---------- DATA FOR THIS TASK

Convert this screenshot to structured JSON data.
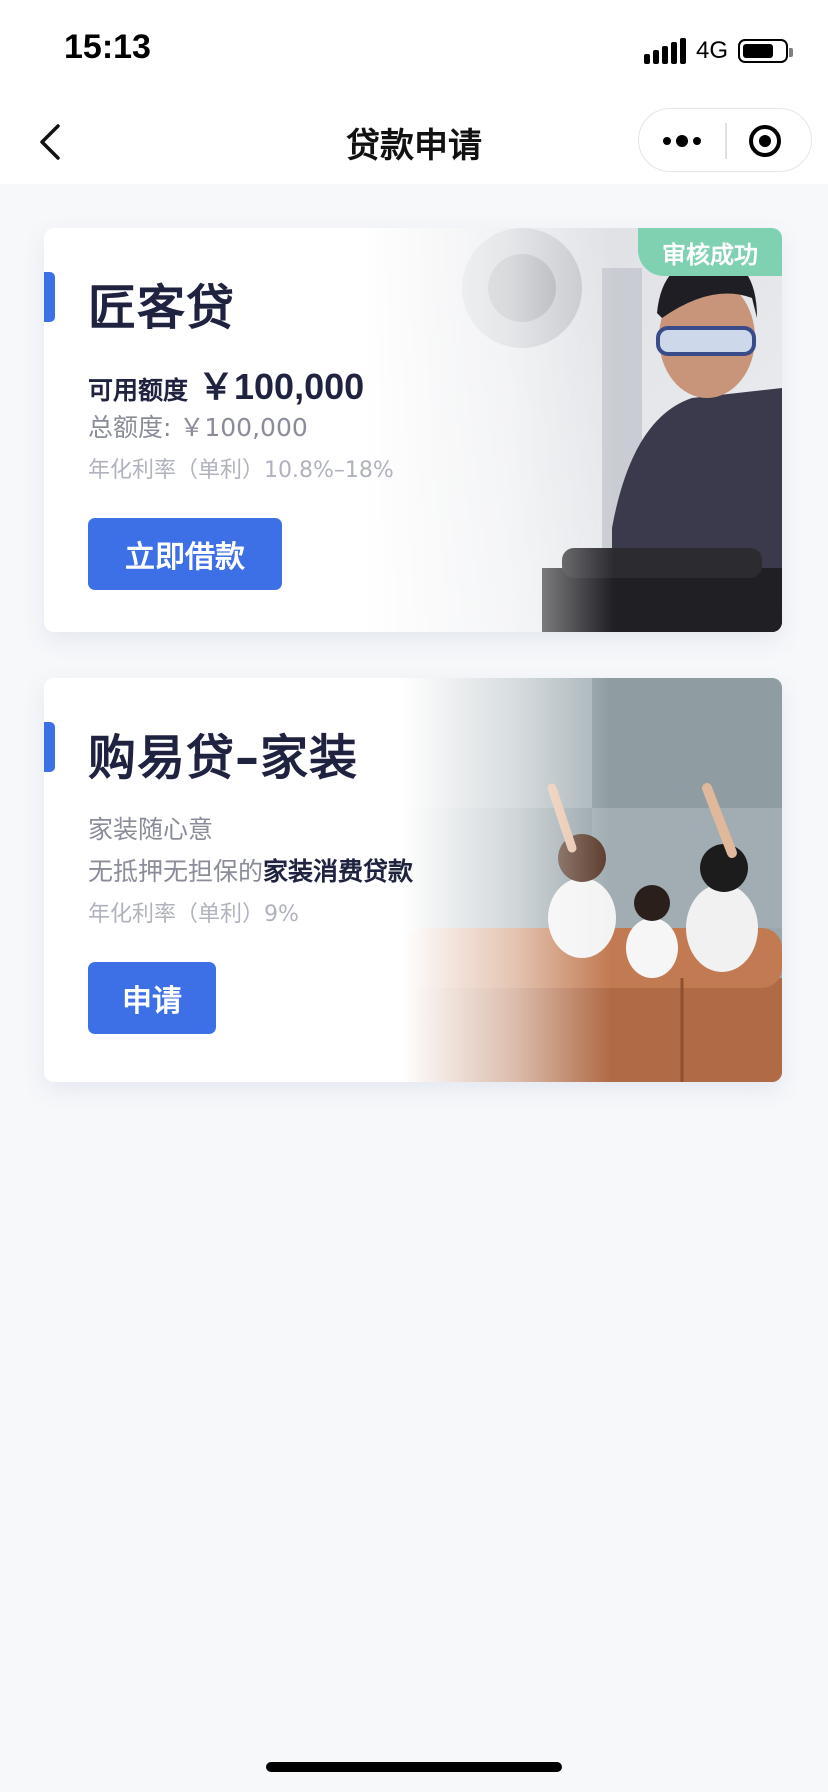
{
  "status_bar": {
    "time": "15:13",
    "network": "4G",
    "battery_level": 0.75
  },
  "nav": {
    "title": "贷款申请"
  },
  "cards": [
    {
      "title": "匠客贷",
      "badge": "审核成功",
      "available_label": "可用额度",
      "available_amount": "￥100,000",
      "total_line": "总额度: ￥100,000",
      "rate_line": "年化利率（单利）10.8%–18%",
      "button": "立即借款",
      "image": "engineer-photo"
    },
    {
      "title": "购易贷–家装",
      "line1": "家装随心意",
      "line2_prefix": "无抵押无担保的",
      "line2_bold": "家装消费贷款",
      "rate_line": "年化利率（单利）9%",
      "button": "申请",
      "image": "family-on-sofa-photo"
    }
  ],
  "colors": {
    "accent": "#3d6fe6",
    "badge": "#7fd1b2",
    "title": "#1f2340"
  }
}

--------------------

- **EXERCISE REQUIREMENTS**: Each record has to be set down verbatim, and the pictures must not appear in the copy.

- **TASK RESPONSE**:
Convert this screenshot to structured JSON data.
{
  "status_bar": {
    "time": "15:13",
    "network": "4G",
    "battery_level": 0.75
  },
  "nav": {
    "title": "贷款申请"
  },
  "cards": [
    {
      "title": "匠客贷",
      "badge": "审核成功",
      "available_label": "可用额度",
      "available_amount": "￥100,000",
      "total_line": "总额度: ￥100,000",
      "rate_line": "年化利率（单利）10.8%–18%",
      "button": "立即借款",
      "image": "engineer-photo"
    },
    {
      "title": "购易贷–家装",
      "line1": "家装随心意",
      "line2_prefix": "无抵押无担保的",
      "line2_bold": "家装消费贷款",
      "rate_line": "年化利率（单利）9%",
      "button": "申请",
      "image": "family-on-sofa-photo"
    }
  ],
  "colors": {
    "accent": "#3d6fe6",
    "badge": "#7fd1b2",
    "title": "#1f2340"
  }
}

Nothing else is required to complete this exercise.